On X-Rays or CT studies, dural ectasia can lead to scalloping (a series of curved projections) of the posterior vertebral bodies and to the formation of cystic diverticula of the dura of the spine (termed meningoceles). Dural ectasia also includes perineural (around a nerve or group of nerves) cysts and meningocele cysts. It can also cause severe bony erosions of the lumbosacral spine.
Research suggests that the presence of dural ectasia does not always cause problems, although it sometimes causes back, abdominal and leg pain and headaches in some affected persons. Dural ectasia may cause dural leaks or a reduction of cerebral spinal fluid around the brain because the fluid has pooled in the lower back. The loss of fluid is thought to sometimes produce headaches.
Sample image of dural ectasia - arrows indicate where the dural ectasia is occurring.
Dural ectasia can occur in the neck or in the upper torso, but it is very rare. In 99% of patients with dural ectasia, it occurs in the lowest part of the spine because this is where the fluid pressure is greatest when standing.
Dural ectasia can present itself following trauma, but it doesn't commonly occur this way.
Dural ectasia does thin the spinal vertebrae. It can have implications for a person having surgery on the spine for any reason.
The symptoms of dural ectasia vary. They include aching in the very low back, almost in the tailbone, abdominal pain, headaches, proximal leg pain, weakness and numbness above and below the knee, and genital/rectal pain. Perineal pain and numbness can also occur because of the lowest sacral nerve roots. Headaches may occur when a person stands up from a seated position. Headaches often occur in conjunction with lower back pain and may be migraine-like in nature.
Unfortunately, there is a significant overlap with the low back pain that anyone in the general population can develop. The difference may be one of age and degree.
Symptoms are typically moderate to severe, occur several times per week (often daily), get worse when sitting or standing upright for too long, and are only sometimes relieved by recumbency (lying down).
The need for an evaluation depends on the degree of symptoms and disability. If the symptoms are tolerated, there is no urgency to be evaluated.
Dural ectasia is best identified through MRI imaging, particularly of the lower spine with a person standing upright, although flat MRIs (with the person lying down) are fine as well. A mylogram, CT scan, or plain spinal films might also reveal the presence of dural ectasia.
Currently, pain management is the mainstay of treatment. Unfortunately, it is not possible to replace the dura. Some surgical treatment of "sacs" of dural ectasia or extreme cases may be undertaken on a case-by-case basis.

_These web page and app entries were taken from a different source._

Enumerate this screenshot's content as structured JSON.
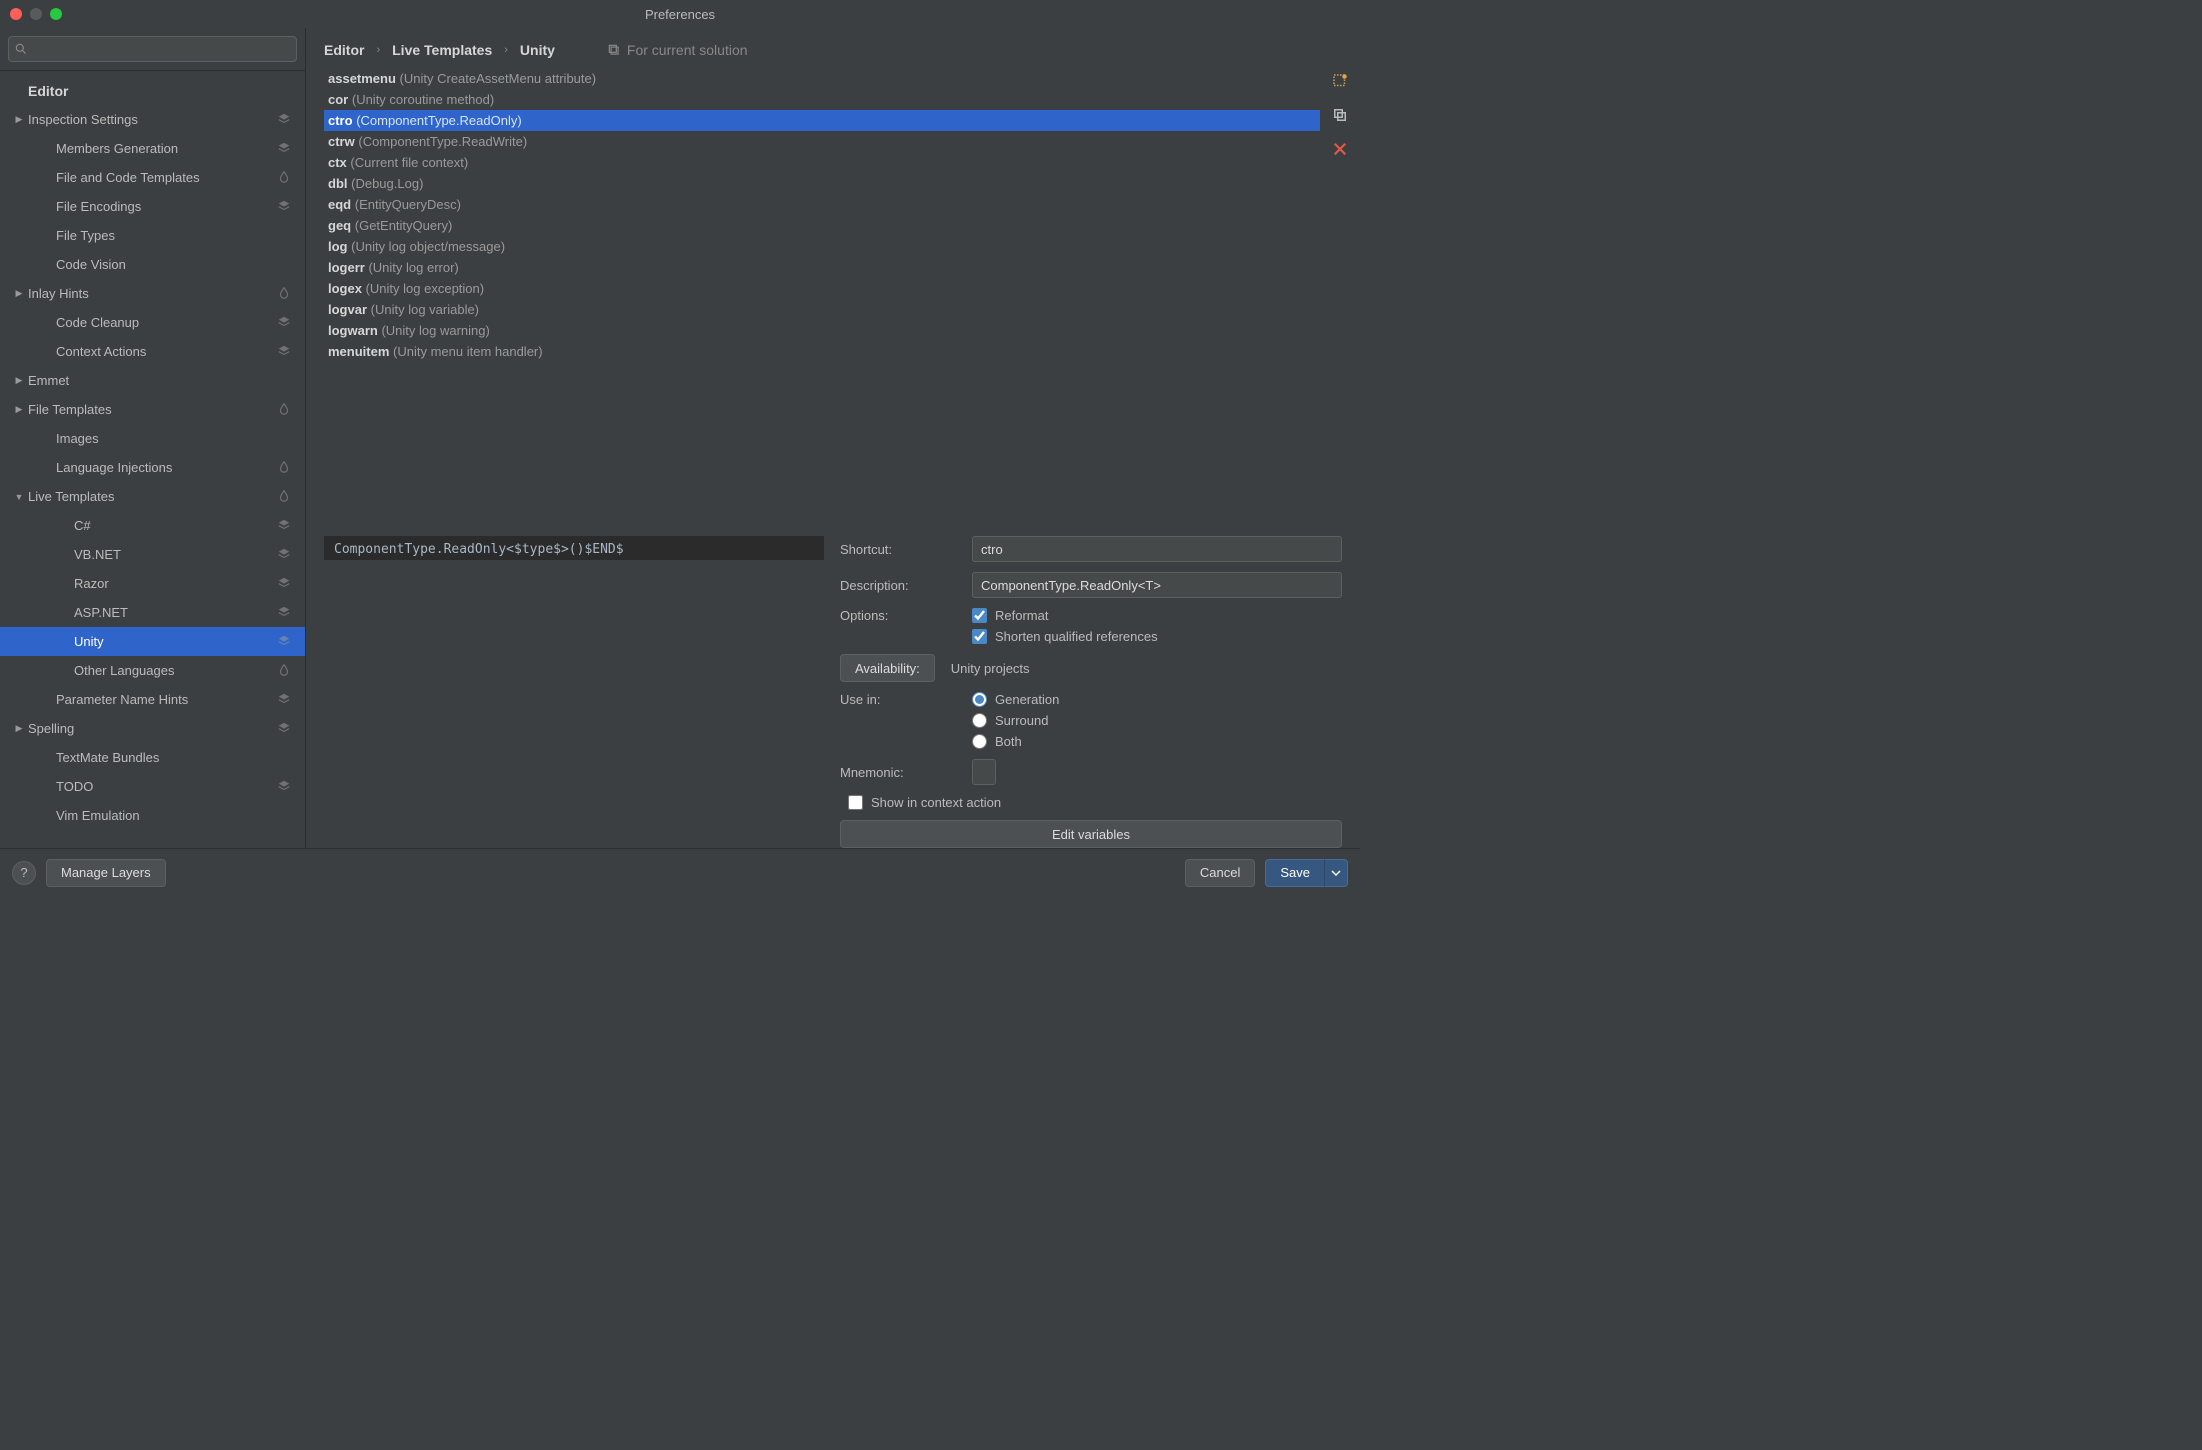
{
  "window": {
    "title": "Preferences"
  },
  "search": {
    "placeholder": ""
  },
  "breadcrumbs": [
    "Editor",
    "Live Templates",
    "Unity"
  ],
  "scope": {
    "label": "For current solution"
  },
  "sidebar": {
    "header": "Editor",
    "items": [
      {
        "label": "Inspection Settings",
        "depth": 0,
        "arrow": "▶",
        "badge": "layers"
      },
      {
        "label": "Members Generation",
        "depth": 1,
        "badge": "layers"
      },
      {
        "label": "File and Code Templates",
        "depth": 1,
        "badge": "droplet"
      },
      {
        "label": "File Encodings",
        "depth": 1,
        "badge": "layers"
      },
      {
        "label": "File Types",
        "depth": 1
      },
      {
        "label": "Code Vision",
        "depth": 1
      },
      {
        "label": "Inlay Hints",
        "depth": 0,
        "arrow": "▶",
        "badge": "droplet"
      },
      {
        "label": "Code Cleanup",
        "depth": 1,
        "badge": "layers"
      },
      {
        "label": "Context Actions",
        "depth": 1,
        "badge": "layers"
      },
      {
        "label": "Emmet",
        "depth": 0,
        "arrow": "▶"
      },
      {
        "label": "File Templates",
        "depth": 0,
        "arrow": "▶",
        "badge": "droplet"
      },
      {
        "label": "Images",
        "depth": 1
      },
      {
        "label": "Language Injections",
        "depth": 1,
        "badge": "droplet"
      },
      {
        "label": "Live Templates",
        "depth": 0,
        "arrow": "▼",
        "badge": "droplet"
      },
      {
        "label": "C#",
        "depth": 2,
        "badge": "layers"
      },
      {
        "label": "VB.NET",
        "depth": 2,
        "badge": "layers"
      },
      {
        "label": "Razor",
        "depth": 2,
        "badge": "layers"
      },
      {
        "label": "ASP.NET",
        "depth": 2,
        "badge": "layers"
      },
      {
        "label": "Unity",
        "depth": 2,
        "badge": "layers",
        "selected": true
      },
      {
        "label": "Other Languages",
        "depth": 2,
        "badge": "droplet"
      },
      {
        "label": "Parameter Name Hints",
        "depth": 1,
        "badge": "layers"
      },
      {
        "label": "Spelling",
        "depth": 0,
        "arrow": "▶",
        "badge": "layers"
      },
      {
        "label": "TextMate Bundles",
        "depth": 1
      },
      {
        "label": "TODO",
        "depth": 1,
        "badge": "layers"
      },
      {
        "label": "Vim Emulation",
        "depth": 1
      }
    ]
  },
  "templates": [
    {
      "name": "assetmenu",
      "desc": "(Unity CreateAssetMenu attribute)"
    },
    {
      "name": "cor",
      "desc": "(Unity coroutine method)"
    },
    {
      "name": "ctro",
      "desc": "(ComponentType.ReadOnly<T>)",
      "selected": true
    },
    {
      "name": "ctrw",
      "desc": "(ComponentType.ReadWrite<T>)"
    },
    {
      "name": "ctx",
      "desc": "(Current file context)"
    },
    {
      "name": "dbl",
      "desc": "(Debug.Log)"
    },
    {
      "name": "eqd",
      "desc": "(EntityQueryDesc)"
    },
    {
      "name": "geq",
      "desc": "(GetEntityQuery)"
    },
    {
      "name": "log",
      "desc": "(Unity log object/message)"
    },
    {
      "name": "logerr",
      "desc": "(Unity log error)"
    },
    {
      "name": "logex",
      "desc": "(Unity log exception)"
    },
    {
      "name": "logvar",
      "desc": "(Unity log variable)"
    },
    {
      "name": "logwarn",
      "desc": "(Unity log warning)"
    },
    {
      "name": "menuitem",
      "desc": "(Unity menu item handler)"
    }
  ],
  "editor": {
    "code": "ComponentType.ReadOnly<$type$>()$END$"
  },
  "form": {
    "shortcut_label": "Shortcut:",
    "shortcut_value": "ctro",
    "description_label": "Description:",
    "description_value": "ComponentType.ReadOnly<T>",
    "options_label": "Options:",
    "reformat": "Reformat",
    "shorten": "Shorten qualified references",
    "availability_btn": "Availability:",
    "availability_value": "Unity projects",
    "usein_label": "Use in:",
    "usein_generation": "Generation",
    "usein_surround": "Surround",
    "usein_both": "Both",
    "mnemonic_label": "Mnemonic:",
    "show_in_context": "Show in context action",
    "edit_vars": "Edit variables"
  },
  "footer": {
    "help": "?",
    "manage_layers": "Manage Layers",
    "cancel": "Cancel",
    "save": "Save"
  }
}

For headaches related to dural ectasia, acetazolamide (a medication given to high-altitude climbers) may be helpful.
Living With Marfan Syndrome: Dural Ectasia, from the National Marfan Foundation.
|Page last modified on August 01, 2008, at 09:49 PM EST|